Re-vitalising the health of our Heritage Trees

9 August 2017

City of Trees has been using the unusual technique known as Air-spading to help bring new life into Greater Manchester’s heritage trees.

Working alongside arborist Fraser Green, of Greentreehealthcare, City of Trees identified a number of mature trees as part of their Heritage Trees project which would benefit from the works.

The four heritage trees, between them approximately 1,000 years old, which have benefitted from this unique method are; the Yew at Dam House in Astley, the Red Oak at Longford Park in Stretford (main picture) and two Elms in Buile Hill Park in Salford.

What is air spading?

Air-spading equipment looks very similar to a high pressure water hose used at roadside car washing businesses, although instead of water, high pressured air continually shoots out of the hose. Unlike using tools to break up the soil, air-spading loosens up the compacted soil and reaches the whole area evenly and crucially it causes far less damage than any other method.

As Fraser explains “Air-spading is not the arborist’s equivalent to air-guitar, as fun as that sounds! The basic principle is to loosen hard or compacted soils that lack of nutrients by replacing the air that has been lost in the soil. Air can be squeezed out of the soil gradually over time and by rainfall”.

WATCH: Air spading the red oak at Longford Park, Stretford.

Why is it important?

Airspading, with the incorporation of wood mulches, helps to promote increased soil microbial activity (beneficial worms, insects and funghi that help condition the soil), improve nutrient uptake, protects roots from frosts and maintain soil moisture during periods of hot weather/ drought. Crucially, the tree roots also benefit from the slow release of nutrients from the mulch as it breaks down. 

In a woodland environment the organic matter, such as fallen leaves, would help replenish nutrients in the soil. Bigger and older trees that many of us admire have much of this organic matter swept away, or have large areas of grass over the tree roots.

The depth of beneficial tree roots i.e fibrous mycelium roots that absorb water and nutrients, are generally in a shallow zone of soil just 8 - 10 inches deep, potentially putting them into direct competition with grass roots.

Fraser points out; “Trees cannot move themselves to another area when the soil deteriorates." He adds; “That’s where we can help; while the soil is being air-spaded, woodchip or mulch is added. This changes the consistency and feel of the soil from a solid concrete to a fluffy duvet. The mulch also adds organic matter to the soil and increases microbial activity”.

In addition the air spading works attracts invertebrates which continue to move around within the top layers of soil keeping it aerated.

If air is not present it can lead to the roots being under a lot of stress and root failure where the tree can’t absorb the nutrients needed, reducing their lifespan.

In mature trees this has big consequences not only for the tree, but also for the creatures that rely on the tree for food or shelter.
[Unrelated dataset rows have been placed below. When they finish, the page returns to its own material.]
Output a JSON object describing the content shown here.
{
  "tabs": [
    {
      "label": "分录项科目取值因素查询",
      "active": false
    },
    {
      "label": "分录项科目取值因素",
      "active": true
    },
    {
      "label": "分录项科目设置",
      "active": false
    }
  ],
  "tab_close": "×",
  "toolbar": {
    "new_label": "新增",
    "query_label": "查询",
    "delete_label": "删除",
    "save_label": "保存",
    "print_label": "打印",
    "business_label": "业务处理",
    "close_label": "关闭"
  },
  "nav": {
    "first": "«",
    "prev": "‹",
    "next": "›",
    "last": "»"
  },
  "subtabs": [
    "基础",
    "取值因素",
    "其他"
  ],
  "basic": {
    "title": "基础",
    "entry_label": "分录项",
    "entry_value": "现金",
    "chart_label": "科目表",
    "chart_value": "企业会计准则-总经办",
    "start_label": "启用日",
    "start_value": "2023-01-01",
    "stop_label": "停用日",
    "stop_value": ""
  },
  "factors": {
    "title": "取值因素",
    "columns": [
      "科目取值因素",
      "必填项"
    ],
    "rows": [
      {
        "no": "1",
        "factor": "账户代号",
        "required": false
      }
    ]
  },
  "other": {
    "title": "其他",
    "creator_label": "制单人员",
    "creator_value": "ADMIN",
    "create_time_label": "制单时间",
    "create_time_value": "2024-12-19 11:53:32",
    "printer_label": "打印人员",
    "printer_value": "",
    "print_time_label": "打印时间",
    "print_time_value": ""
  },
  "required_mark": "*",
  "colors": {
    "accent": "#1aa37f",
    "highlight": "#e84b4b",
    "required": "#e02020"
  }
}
Andy Long, City of Trees comments; “We have grown to admire and cherish mature trees in our parks and gardens and they cannot be easily replaced. We hope these innovative works will ensure these amazing trees’ longevity and reap the benefits they bring”.
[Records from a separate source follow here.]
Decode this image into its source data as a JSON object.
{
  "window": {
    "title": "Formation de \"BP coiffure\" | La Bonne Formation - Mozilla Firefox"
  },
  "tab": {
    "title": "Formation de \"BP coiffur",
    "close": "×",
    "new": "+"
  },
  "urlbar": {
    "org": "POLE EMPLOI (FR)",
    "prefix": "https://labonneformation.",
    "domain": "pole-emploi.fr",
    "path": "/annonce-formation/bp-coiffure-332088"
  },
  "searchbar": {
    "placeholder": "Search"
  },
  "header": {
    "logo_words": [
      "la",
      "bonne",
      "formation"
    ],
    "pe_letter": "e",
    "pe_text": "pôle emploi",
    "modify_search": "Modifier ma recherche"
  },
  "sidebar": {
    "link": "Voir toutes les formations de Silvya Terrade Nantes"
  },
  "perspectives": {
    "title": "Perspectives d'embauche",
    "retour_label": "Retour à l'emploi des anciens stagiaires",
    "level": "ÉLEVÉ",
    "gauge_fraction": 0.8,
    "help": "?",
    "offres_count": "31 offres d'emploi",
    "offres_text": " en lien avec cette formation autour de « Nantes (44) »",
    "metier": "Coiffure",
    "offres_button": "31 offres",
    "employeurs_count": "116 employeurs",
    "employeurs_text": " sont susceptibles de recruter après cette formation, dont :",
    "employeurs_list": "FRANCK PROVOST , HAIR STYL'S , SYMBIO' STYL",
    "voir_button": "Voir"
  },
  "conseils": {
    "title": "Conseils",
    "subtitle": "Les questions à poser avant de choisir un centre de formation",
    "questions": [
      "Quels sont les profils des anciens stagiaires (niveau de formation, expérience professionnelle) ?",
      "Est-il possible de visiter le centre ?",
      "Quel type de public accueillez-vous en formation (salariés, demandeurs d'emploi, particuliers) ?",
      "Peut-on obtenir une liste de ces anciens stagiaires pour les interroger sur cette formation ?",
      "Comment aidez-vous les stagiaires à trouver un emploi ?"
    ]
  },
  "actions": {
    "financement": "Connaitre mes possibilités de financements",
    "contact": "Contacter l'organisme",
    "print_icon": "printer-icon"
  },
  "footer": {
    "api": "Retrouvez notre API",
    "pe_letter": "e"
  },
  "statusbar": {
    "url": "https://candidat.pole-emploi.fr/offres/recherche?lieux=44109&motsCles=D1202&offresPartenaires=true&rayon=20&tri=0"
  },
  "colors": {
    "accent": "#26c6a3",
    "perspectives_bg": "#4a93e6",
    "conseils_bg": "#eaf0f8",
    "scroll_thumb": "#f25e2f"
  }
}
For more information about our Heritage Trees projects visit www.heritagetrees.org.uk.